Apple acquired TestFlight maker Burtsly last year and quickly added it to iOS in an effort to improve the iOS beta testing experience for both developers and testers. Now Apple plans to close the independent site TestFlightapp.com to Android users and everyone else, forcing iPhone and iPad owners to only test apps through the official TestFlight iOS app.
A crucial part of making apps involves the beta testing process, and Apple has released a new tool to help streamline the process for everyone.
After initially previewing TestFlight for third-party developers alongside iOS 8 at WWDC in June, Apple made it available for use today. Developers can now invite up to 1,000 beta testers, including non-developers, to try early builds of their apps before they hit the App Store.
Beta testing apps is about to get ridiculously easy for developers and users alike now that Apple’s new version of TestFlight has landed on the App Store.
Testflight has been used by developers for years, but the app has never been available on the App Store until today because it violated app review guidelines. Adding it as an official app should increase the popularity of beta testing among iOS users by letting you sign up with just your email address, rather than forcing devs to manage UDIDs for you.

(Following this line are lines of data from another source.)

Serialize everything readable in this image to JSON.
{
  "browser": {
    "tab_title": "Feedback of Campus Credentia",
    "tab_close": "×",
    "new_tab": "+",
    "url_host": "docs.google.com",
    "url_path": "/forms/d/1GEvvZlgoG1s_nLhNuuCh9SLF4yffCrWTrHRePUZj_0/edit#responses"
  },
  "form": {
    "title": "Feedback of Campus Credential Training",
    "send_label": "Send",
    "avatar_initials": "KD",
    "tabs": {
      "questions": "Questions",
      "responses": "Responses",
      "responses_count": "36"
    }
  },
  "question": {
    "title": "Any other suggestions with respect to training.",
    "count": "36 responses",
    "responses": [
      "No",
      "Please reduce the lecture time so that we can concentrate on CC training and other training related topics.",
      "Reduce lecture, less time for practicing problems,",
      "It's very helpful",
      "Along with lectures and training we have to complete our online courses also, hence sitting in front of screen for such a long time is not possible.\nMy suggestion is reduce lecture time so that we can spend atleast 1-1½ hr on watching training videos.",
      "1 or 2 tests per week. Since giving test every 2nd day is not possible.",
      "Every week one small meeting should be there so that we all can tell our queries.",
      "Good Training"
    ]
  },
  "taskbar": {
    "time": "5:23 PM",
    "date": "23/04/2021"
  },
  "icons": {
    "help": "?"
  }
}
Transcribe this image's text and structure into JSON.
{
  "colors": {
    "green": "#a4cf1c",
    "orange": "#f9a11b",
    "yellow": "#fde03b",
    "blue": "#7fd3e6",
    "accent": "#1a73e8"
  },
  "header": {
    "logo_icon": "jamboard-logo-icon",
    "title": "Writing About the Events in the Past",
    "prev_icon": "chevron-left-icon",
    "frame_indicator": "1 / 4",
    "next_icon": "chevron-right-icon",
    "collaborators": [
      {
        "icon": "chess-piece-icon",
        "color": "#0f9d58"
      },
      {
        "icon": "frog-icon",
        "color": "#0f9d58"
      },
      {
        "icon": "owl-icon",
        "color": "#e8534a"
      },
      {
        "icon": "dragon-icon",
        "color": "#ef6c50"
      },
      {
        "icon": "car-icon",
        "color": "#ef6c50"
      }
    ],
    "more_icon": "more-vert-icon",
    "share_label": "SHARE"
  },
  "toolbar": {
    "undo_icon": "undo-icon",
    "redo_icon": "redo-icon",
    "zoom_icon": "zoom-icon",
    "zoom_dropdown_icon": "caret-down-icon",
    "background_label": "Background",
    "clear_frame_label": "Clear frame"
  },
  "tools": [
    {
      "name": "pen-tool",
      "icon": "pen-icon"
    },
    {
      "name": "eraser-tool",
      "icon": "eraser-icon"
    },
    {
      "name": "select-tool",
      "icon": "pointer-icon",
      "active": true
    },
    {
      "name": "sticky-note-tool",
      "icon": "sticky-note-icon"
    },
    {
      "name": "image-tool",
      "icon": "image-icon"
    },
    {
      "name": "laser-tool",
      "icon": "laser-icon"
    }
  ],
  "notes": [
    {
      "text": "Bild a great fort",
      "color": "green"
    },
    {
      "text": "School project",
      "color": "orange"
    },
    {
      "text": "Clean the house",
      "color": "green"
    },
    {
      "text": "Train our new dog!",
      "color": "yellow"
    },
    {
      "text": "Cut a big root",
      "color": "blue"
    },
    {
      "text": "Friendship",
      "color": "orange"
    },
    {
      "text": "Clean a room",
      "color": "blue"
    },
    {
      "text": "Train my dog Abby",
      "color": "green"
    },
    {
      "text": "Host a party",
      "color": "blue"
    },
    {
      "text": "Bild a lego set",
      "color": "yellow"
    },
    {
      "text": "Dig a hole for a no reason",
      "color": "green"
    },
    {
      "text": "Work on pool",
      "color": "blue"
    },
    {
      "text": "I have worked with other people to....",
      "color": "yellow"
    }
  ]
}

New App Store guidelines are in place to protect user data.
Apple is constantly looking to improve the App Store experience, and ahead of the long-awaited release of the iPhone 6 and public version of iOS 8, it is doubling its efforts.
With these two landmark events coming up rapidly, the company has updated its App Store review guidelines to add all-new sections dealing with features such as HealthKit, HomeKit and TestFlight, extensions and more.
Apple has purchased Burstly, the company behind iOS app beta platform TestFlight. The specific details of the buyout have not been disclosed, but TechCrunch reports that Burstly’s engineers are working at Apple already.
Running Cult of Mac, one of the most addictive aspects of managing the site on a daily basis is watching our real-time analysis metrics spit out numbers at us. It’s a fun, gamey way to measure how we’re doing over the course of the day — the site owner’s equivalent of watching XP bubble out of his level 13 warrior’s head as he wades into a crowd of orcs in World of Warcraft.
If I were an app developer, it seems like it would be pretty great to have the equivalent of real-time analytics for my app: a way to see at any given moment how many people were playing with my app, and what they were doing with it. And now TestFlibght, the popular beta distro service for iPhone and iPad apps, is here with a new service that does just that.